» **WHAT IS NEEDED**
Search the entries for the string "Temperature" and give the number of lines that hold it, nothing more.

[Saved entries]
+++
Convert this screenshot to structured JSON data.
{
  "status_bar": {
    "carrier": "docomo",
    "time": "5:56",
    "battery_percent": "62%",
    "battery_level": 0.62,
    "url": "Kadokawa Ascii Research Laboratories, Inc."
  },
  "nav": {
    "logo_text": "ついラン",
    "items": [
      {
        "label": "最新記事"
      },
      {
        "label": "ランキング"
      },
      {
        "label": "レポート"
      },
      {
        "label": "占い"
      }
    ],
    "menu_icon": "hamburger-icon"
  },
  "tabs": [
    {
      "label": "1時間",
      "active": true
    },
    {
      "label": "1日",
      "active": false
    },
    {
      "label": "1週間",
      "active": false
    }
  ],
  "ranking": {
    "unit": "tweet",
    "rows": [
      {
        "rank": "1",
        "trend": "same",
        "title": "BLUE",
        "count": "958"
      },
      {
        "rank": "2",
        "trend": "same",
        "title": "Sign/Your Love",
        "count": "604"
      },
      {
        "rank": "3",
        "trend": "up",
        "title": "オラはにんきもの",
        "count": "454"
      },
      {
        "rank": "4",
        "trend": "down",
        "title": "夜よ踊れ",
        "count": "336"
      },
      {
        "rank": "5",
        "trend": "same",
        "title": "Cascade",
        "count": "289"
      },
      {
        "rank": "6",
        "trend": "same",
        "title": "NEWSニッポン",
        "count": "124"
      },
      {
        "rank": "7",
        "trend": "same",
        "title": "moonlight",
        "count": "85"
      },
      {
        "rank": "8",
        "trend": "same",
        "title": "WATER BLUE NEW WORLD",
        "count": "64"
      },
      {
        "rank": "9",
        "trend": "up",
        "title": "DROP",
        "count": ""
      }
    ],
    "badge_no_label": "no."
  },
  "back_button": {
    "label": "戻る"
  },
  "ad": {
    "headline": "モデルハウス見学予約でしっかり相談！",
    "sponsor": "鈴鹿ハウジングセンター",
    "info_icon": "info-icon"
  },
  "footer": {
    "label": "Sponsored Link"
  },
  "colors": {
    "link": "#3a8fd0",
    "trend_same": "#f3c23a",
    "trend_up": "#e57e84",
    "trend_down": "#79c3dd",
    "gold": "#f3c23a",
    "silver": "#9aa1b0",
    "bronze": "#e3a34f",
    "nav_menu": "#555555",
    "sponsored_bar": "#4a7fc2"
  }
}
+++
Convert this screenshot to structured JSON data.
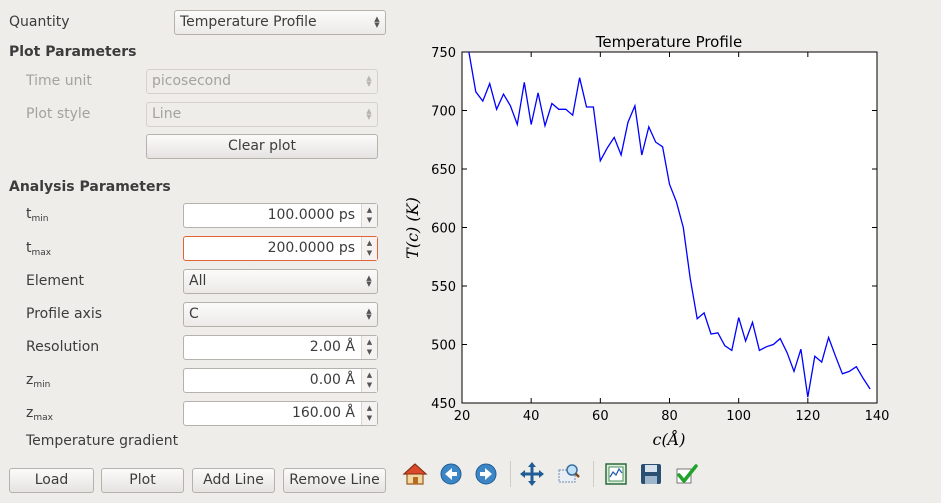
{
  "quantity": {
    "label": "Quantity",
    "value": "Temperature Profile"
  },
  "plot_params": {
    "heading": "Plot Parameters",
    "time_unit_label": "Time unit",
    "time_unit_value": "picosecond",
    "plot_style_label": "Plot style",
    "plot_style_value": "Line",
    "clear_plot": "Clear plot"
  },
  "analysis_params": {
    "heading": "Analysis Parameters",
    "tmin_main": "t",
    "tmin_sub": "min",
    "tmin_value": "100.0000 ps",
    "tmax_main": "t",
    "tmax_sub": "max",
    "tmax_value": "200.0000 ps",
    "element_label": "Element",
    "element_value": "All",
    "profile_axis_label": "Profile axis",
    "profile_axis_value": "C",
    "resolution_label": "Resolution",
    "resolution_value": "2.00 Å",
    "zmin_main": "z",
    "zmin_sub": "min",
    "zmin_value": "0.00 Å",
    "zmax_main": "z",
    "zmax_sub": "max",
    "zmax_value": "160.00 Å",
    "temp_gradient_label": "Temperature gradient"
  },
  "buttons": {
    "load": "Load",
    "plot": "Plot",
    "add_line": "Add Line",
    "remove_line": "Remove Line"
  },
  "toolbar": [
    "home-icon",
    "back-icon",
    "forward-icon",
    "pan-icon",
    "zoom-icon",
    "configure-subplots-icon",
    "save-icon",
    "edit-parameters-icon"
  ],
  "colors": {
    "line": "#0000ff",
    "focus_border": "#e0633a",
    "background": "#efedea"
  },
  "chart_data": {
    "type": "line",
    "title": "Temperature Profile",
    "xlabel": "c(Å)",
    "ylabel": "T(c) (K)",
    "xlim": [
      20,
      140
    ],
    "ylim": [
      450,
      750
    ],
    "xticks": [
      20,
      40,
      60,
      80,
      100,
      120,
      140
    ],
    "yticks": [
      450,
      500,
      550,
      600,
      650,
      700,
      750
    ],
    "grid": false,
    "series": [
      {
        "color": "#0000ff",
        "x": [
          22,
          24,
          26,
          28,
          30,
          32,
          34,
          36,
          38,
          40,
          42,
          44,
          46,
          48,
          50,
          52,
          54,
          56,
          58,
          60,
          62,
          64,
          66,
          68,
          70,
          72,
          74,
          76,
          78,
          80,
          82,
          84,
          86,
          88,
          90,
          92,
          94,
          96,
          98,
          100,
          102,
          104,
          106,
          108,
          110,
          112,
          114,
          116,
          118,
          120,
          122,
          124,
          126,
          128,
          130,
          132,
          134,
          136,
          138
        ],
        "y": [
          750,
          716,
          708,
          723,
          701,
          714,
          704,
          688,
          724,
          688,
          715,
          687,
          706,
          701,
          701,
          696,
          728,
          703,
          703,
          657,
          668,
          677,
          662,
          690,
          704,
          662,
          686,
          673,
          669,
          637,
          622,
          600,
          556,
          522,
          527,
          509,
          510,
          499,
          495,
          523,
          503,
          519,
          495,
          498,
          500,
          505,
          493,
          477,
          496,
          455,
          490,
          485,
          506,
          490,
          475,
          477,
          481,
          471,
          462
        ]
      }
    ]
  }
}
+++
» **ANSWER TO THE EXERCISE**
3